*** Opening Source data ***

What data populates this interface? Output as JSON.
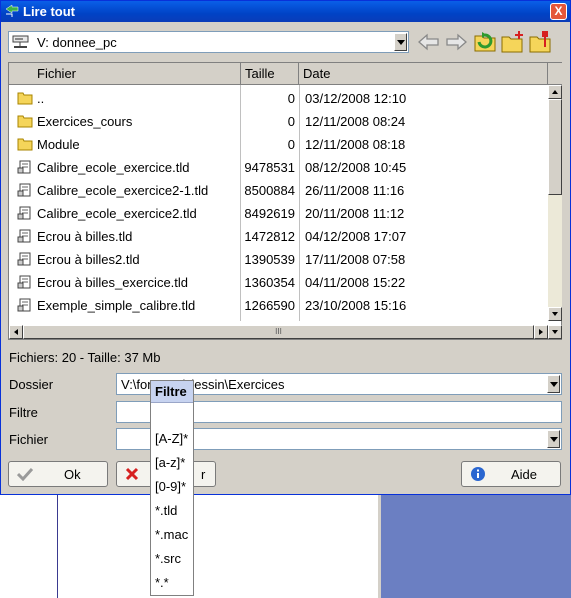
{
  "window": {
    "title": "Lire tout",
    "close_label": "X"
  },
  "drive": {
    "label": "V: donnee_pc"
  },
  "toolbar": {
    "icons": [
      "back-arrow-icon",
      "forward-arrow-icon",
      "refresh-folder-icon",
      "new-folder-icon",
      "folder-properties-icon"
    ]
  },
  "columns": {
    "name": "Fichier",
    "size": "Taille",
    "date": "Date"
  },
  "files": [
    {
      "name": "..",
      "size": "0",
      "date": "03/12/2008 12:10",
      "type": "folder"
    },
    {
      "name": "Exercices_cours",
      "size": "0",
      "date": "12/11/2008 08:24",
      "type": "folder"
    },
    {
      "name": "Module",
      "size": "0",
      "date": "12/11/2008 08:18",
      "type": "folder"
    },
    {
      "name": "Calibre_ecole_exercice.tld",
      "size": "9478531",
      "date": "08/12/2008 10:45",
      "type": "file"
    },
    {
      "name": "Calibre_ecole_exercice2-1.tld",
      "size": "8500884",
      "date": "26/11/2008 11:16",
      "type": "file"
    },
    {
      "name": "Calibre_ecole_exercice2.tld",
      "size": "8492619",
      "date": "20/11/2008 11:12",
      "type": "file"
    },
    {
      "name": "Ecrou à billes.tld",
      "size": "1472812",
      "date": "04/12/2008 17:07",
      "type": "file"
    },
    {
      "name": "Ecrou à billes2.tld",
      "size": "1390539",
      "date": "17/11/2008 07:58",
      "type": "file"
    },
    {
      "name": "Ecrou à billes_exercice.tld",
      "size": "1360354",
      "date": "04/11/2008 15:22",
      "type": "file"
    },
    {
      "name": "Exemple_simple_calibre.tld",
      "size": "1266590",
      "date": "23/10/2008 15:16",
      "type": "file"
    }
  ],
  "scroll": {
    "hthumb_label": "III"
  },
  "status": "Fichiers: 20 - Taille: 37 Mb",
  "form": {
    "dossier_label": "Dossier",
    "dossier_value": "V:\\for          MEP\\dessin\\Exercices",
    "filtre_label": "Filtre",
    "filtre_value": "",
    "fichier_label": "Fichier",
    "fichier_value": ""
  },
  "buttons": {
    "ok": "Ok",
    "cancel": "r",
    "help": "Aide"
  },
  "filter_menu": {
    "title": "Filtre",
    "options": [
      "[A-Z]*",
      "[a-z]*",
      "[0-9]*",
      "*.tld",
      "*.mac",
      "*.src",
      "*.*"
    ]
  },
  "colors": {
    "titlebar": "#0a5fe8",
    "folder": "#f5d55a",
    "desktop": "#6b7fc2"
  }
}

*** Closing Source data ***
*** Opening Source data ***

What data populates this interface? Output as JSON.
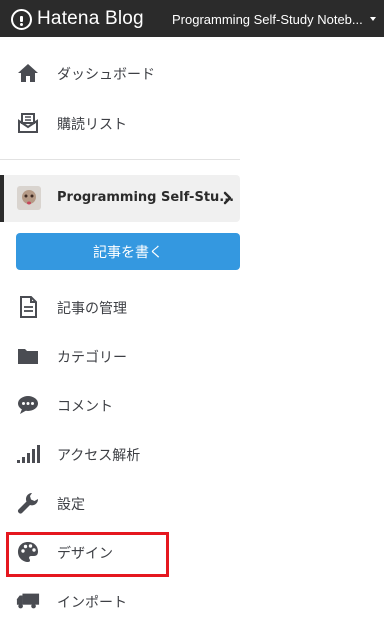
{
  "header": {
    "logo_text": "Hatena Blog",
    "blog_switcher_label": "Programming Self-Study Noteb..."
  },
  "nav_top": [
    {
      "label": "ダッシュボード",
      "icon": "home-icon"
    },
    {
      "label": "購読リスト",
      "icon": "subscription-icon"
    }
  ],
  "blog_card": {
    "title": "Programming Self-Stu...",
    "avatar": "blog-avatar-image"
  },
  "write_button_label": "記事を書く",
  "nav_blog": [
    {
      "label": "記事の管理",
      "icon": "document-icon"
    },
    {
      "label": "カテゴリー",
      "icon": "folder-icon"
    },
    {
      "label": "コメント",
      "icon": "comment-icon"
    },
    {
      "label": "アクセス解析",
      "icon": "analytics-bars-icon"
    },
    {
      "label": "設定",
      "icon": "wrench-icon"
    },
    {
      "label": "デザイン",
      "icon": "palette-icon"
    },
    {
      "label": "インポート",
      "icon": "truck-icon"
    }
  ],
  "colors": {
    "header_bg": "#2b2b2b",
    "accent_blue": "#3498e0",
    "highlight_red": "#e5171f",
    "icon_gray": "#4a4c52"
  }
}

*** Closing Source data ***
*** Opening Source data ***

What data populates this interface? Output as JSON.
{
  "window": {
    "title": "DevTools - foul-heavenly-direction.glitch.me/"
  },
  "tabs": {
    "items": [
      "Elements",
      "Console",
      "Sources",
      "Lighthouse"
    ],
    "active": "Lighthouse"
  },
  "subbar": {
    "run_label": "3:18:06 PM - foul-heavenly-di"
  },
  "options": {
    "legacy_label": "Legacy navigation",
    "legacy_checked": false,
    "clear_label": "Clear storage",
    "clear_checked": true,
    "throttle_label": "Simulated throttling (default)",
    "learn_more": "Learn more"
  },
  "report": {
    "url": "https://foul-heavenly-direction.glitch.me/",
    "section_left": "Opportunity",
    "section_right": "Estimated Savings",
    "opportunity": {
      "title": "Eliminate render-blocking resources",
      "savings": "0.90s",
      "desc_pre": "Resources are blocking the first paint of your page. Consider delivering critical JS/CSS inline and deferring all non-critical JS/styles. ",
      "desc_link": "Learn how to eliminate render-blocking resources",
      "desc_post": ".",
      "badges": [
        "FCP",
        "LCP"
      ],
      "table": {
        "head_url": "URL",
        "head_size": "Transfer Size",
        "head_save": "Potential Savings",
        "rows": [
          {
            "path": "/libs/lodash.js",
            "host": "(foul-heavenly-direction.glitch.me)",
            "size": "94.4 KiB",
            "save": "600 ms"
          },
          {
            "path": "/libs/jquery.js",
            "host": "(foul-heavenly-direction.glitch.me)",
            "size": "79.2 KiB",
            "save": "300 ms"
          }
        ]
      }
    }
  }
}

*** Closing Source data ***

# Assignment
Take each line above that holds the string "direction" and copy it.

# Solution to the problem
    "title": "DevTools - foul-heavenly-direction.glitch.me/"
    "url": "https://foul-heavenly-direction.glitch.me/",
            "host": "(foul-heavenly-direction.glitch.me)",
            "host": "(foul-heavenly-direction.glitch.me)",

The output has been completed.